§ **WORK TO COMPLETE**: Provide the number of lines below containing the word "dụng", without any other words.

── INFORMATION SUPPLIED

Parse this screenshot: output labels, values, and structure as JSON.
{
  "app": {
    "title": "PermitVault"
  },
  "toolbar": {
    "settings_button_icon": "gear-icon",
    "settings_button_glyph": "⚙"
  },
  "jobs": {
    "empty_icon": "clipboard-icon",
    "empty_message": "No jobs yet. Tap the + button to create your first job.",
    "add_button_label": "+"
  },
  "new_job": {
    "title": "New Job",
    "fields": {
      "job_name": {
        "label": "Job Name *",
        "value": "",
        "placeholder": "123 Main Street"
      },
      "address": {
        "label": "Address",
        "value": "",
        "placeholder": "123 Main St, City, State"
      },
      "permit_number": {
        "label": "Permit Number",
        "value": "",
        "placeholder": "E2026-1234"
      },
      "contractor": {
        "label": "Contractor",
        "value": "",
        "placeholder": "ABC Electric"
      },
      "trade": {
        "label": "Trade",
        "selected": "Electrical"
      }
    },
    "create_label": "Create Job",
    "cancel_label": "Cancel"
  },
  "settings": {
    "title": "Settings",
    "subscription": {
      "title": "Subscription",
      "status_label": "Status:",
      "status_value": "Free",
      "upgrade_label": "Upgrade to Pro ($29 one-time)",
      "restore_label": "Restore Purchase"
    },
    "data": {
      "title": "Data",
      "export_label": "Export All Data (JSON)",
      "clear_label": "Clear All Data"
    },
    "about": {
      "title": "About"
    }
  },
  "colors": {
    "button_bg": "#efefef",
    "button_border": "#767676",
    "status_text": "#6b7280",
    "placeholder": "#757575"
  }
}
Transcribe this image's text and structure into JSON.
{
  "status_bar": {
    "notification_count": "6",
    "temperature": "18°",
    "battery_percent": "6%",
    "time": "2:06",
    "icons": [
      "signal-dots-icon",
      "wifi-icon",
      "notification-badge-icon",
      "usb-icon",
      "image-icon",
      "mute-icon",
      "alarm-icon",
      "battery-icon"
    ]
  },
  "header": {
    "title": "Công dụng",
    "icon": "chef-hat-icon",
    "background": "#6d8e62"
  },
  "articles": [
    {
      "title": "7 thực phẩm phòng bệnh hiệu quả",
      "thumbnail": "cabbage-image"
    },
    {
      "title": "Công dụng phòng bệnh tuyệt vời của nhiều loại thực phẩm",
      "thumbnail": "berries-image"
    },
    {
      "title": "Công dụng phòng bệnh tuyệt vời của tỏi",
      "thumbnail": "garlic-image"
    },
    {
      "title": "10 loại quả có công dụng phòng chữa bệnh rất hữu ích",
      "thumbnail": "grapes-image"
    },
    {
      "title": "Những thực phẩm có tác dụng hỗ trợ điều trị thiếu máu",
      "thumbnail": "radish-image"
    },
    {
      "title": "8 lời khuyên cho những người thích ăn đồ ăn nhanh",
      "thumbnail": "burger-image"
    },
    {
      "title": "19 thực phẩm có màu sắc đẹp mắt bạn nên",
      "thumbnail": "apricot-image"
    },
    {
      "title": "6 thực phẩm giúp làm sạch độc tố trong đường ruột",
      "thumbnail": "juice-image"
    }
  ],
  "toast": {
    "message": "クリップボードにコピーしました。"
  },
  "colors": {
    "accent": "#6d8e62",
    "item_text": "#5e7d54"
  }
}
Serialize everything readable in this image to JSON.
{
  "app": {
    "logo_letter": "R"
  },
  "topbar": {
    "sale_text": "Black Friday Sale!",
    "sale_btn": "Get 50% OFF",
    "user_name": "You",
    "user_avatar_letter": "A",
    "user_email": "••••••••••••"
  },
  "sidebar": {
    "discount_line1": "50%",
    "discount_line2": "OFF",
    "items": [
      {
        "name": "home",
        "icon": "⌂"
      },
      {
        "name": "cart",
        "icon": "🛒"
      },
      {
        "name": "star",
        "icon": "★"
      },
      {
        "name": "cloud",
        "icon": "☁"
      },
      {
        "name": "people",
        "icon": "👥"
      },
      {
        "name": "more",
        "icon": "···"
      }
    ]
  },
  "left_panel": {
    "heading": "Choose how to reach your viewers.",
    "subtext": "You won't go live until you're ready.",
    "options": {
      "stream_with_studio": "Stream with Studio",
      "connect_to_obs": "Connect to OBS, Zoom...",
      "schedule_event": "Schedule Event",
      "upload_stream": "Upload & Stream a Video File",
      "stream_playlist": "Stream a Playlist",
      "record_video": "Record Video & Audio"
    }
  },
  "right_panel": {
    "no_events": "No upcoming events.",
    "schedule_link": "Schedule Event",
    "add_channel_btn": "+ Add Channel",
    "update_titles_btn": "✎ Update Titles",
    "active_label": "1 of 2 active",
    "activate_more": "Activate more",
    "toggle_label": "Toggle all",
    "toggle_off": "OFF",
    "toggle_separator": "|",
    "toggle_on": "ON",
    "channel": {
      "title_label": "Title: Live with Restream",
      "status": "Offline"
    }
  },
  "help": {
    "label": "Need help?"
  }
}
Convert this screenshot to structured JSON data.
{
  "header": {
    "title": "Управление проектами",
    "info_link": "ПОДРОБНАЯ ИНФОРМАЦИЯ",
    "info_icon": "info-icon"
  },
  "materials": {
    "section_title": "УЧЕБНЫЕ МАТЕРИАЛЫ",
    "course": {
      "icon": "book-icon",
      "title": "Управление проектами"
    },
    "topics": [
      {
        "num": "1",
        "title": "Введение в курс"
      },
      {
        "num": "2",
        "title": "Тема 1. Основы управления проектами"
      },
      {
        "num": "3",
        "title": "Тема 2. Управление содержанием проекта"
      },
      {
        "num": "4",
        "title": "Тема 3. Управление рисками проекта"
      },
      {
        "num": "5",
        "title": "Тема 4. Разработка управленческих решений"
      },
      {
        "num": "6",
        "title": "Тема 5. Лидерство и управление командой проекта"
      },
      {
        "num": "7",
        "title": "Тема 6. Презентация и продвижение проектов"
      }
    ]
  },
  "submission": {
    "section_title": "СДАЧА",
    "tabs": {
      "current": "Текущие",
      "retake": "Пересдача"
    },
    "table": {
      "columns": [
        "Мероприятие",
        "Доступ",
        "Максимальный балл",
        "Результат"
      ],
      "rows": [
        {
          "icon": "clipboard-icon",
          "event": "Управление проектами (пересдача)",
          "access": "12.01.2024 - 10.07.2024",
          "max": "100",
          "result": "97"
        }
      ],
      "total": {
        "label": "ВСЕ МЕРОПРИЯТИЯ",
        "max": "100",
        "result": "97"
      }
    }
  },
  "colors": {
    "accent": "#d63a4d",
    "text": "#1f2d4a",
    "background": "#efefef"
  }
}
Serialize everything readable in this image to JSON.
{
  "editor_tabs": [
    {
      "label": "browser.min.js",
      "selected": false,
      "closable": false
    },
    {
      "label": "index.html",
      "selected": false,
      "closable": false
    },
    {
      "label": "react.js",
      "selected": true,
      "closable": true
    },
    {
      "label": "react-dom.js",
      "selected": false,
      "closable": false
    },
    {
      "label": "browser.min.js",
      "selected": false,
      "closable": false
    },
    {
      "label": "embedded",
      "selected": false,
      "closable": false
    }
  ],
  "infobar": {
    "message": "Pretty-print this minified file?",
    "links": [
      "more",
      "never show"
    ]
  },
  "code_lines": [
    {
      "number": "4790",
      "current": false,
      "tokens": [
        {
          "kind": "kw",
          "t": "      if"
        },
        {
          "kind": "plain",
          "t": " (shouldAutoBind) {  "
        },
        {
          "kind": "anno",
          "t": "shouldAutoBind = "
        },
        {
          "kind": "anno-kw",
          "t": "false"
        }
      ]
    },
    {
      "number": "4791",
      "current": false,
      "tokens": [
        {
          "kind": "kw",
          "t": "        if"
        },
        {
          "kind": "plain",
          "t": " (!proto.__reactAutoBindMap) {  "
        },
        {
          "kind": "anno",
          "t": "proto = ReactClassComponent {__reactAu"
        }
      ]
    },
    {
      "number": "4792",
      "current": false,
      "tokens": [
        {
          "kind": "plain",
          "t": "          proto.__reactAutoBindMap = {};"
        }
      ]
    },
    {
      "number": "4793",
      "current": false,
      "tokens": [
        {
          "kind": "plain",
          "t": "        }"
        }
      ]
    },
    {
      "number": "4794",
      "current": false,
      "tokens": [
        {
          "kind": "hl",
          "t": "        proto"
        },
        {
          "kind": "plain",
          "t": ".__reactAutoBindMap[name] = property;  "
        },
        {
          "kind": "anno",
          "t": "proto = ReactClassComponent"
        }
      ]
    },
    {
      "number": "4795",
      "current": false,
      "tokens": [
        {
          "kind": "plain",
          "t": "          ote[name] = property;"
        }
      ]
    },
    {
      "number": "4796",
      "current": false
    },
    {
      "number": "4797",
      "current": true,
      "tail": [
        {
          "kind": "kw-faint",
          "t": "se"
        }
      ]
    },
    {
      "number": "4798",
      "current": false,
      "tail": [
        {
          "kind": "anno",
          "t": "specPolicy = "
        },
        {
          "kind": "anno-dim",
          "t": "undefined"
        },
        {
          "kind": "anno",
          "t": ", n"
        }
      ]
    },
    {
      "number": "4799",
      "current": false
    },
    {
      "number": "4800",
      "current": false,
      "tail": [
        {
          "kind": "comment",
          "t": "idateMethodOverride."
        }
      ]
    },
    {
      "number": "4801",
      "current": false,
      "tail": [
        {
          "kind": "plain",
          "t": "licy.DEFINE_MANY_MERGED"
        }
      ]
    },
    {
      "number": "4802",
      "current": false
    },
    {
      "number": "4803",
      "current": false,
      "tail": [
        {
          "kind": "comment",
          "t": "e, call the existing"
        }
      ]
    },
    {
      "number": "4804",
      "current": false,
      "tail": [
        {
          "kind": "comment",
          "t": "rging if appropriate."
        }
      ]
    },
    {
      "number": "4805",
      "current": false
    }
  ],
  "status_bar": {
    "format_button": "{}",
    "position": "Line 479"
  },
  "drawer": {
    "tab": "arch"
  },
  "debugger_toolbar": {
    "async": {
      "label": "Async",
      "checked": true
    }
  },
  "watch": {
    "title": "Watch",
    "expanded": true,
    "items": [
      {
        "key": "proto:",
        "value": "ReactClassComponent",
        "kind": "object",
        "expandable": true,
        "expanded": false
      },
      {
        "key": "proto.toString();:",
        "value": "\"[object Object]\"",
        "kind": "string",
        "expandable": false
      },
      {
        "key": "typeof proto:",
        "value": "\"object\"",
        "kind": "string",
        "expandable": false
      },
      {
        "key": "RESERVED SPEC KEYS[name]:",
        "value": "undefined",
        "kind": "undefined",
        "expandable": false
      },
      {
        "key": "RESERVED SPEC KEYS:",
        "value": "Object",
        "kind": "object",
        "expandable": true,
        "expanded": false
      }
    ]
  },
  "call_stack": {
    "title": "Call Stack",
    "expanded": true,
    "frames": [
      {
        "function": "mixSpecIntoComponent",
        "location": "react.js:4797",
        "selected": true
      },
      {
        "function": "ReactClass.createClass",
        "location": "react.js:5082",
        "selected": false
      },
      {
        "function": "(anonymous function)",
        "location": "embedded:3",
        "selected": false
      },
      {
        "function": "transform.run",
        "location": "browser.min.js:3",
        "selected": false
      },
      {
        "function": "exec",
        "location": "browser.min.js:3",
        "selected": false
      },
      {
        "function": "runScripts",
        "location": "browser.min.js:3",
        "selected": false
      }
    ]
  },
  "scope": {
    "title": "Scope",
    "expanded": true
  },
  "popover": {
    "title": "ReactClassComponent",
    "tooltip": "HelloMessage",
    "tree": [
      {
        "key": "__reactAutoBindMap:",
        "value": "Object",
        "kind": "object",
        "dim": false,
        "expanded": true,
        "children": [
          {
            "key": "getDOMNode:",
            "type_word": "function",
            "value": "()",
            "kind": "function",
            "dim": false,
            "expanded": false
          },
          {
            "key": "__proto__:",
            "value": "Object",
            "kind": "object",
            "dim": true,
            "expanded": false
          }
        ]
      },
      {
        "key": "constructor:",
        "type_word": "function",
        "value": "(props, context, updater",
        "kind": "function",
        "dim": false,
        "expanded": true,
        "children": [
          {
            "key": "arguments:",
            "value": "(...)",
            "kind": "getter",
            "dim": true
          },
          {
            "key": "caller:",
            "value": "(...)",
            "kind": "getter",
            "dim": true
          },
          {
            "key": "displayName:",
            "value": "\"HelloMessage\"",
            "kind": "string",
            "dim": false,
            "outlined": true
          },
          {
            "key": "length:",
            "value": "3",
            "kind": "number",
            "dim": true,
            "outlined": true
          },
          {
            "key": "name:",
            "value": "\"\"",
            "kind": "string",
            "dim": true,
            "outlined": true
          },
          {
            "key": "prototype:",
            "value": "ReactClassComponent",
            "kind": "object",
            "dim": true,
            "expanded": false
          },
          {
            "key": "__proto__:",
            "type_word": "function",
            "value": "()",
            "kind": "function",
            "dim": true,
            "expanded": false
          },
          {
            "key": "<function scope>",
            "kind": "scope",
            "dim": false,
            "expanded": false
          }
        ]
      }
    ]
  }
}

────

§ **ANSWER FOR THE TASK**: 5